> _EXERCISE OBJECTIVE_
Return all the lines below in which the string "replies" appears.

Data about app and page elements

____________

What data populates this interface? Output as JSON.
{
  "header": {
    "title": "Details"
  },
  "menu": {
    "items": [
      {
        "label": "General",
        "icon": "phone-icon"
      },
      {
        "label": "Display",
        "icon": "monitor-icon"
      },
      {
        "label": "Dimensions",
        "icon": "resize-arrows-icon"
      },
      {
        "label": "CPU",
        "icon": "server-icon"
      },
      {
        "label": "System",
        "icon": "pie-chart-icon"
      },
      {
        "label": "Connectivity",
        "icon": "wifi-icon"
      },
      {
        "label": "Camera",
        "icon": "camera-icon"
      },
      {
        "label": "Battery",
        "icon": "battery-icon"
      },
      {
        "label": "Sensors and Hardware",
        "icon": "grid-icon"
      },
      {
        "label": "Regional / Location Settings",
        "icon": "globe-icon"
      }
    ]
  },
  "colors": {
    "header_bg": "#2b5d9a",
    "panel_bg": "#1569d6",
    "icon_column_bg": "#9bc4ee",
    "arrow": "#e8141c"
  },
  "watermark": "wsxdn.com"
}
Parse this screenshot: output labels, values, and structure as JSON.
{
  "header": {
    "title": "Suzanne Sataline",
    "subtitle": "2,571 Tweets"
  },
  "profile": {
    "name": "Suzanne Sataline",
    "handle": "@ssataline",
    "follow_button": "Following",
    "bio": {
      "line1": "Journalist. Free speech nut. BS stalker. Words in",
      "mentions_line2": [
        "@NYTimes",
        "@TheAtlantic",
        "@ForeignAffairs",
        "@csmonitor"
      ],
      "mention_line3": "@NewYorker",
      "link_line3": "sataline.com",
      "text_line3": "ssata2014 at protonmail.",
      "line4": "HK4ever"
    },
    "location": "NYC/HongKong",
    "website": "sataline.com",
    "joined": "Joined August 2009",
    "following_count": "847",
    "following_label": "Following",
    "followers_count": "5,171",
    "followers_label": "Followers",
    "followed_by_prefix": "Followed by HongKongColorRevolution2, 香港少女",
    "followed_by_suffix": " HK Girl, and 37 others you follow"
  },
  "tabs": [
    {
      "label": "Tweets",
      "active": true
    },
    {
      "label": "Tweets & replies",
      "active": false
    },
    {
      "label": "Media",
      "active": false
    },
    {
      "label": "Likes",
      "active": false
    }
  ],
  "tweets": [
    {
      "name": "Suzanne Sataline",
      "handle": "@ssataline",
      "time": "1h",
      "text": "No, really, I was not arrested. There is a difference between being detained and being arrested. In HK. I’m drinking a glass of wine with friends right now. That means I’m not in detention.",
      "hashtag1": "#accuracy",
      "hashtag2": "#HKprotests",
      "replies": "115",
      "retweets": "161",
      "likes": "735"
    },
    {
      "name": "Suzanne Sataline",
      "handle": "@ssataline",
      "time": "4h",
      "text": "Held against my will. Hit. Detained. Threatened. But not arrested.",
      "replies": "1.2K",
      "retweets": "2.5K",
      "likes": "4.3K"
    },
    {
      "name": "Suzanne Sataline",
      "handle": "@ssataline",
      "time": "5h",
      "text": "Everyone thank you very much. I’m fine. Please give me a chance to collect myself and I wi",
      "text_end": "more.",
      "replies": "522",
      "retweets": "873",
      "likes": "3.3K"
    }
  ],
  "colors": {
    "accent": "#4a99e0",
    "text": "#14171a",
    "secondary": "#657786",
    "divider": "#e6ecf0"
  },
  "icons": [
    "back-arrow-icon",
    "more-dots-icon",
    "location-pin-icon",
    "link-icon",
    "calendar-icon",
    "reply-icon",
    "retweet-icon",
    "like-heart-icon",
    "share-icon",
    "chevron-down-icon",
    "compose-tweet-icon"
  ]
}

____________

> _COMPLETED EXERCISE_
      "label": "Tweets & replies",
      "replies": "115",
      "replies": "1.2K",
      "replies": "522",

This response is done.